D.C. Superior Court judges have expressed serious reservations over plans to shift criminal prosecutions and courthouse security from federal to local control.
At the same time, the judges strongly objected to another proposal that would turn over to the mayor the power to name Superior Court appointees. The judges are currently appointed by the president.
The unusual action was taken Wednesday at a breakfast meeting of the court's Board of Judges. The three-page resolution was then forwarded to Mayor Marion Barry and released yesterday.
Sources said yesterday that the judges were upset that they had not been fully consulted by the Department of Justice and the D.C. government in connection with the transfer plans.
A high-level task force of federal and city officials has been organized to dicuss policy matters concerning the transfer. A second "working-level task force" has met regularly to draft legisation on the shift.
Earlier this year, Mayor Barry met with President Carter and Attorney General Griffin B. Bell, after which it was agreed that plans should be drawn up for the transfer. Currently, virtually all criminal cases in the city are prosecuted by the U.S. attorney's office and courthouse security is provided by the U.S. marshal service.
Politically, the move toward judicial autonomy for the District is seen by some observers as a vital step toward full home rule. Yesterday, a spokesman for the mayor said that while he has not seen the judges' resolution, Barry remains "committed" to the proposal for transfer, which is supported by the White House.
Acting D.C. Corporation Counsel Judith Rogers said yesterday that the chief judges of the D.C. Court of Appeals and the Superior Court were advised of the policy task force plans. Rogers said she and associate deputy attorney general Charles Ruff, both members of the task force, met with memberes of a committee of Superior Court judges established to consider the transfer plans.
Sources said that in the past several weeks, the committee has attended small luncheon meetings with other Superior Court judges to gather views on the proposal. These sources said the resolution passed Wednesday by the board, which is made up of all active Superior Court judges, was the result of those meetings.
In the resolution, the judges cited a "strong core of career (federal) prosecutors" who work in the Superior Court and dependence on deputy U.S. marshals for courtroom security and management of prisoners. The judges also noted the authority, under federal control, to call on other government agencies to act for the local court.

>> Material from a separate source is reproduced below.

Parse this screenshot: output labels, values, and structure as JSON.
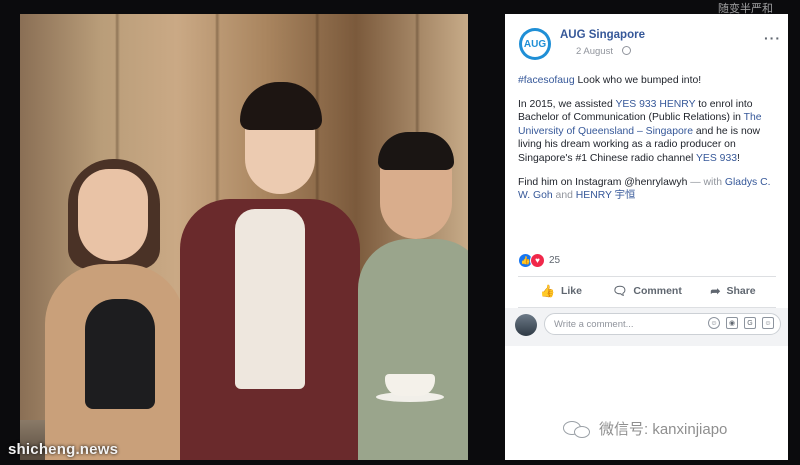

". . . The elimination of this entire complex structure without the most careful and detailed legal and fiscal planning for its replacement can do nothing less than create a severe instability in the administration of criminal justice in the District of Columbia," the resolution said.

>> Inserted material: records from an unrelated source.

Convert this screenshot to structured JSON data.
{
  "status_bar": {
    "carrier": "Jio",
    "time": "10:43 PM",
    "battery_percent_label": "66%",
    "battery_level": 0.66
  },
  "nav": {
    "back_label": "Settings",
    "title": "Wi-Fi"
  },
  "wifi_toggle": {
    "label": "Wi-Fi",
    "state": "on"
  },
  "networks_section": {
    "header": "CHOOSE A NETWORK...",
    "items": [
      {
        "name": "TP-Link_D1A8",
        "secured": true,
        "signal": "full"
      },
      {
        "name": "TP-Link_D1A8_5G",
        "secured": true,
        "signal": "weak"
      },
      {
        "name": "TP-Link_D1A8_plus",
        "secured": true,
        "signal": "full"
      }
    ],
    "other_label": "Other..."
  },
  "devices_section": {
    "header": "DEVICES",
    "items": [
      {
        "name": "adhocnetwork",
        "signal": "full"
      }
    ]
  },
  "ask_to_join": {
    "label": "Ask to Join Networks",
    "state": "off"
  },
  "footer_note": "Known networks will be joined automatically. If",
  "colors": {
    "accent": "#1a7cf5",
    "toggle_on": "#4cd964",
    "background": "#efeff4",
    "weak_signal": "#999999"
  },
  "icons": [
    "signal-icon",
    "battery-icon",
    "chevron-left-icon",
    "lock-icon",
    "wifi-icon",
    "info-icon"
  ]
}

The judges reserved their strongest language for comment on the appointment of judges by the mayor. The resolution noted that actions involving the district government are frequently heard in the court's civil division now. With the transfer of criminal prosecutions to local prosecutor, "the overwhelming majority of the litigation conducted in our court would involve the District of Columbia as a party."
In that situation, the resolution said, if the mayor also appointed the judges, the "necessary independence" of the judiciary would not be guaranteed.
Sources said the local judges also enjoy the prestige of a presidential appointment, which gives them the status of federal judges. The judges were also concerned that they would not be afforded the level of personal security, both in the courtroom and occasionally at their homes, which they now receive from the U.S. marshals service, these sources said.
U. S. Attorney Earl J. Silbert, in a letter of resignation to President Carter last week, flatly objected to the proposed transfer. If it occurs, Silbert said, the "quality and integrity of justice in the nation's capital. . . will seriously deteriorate."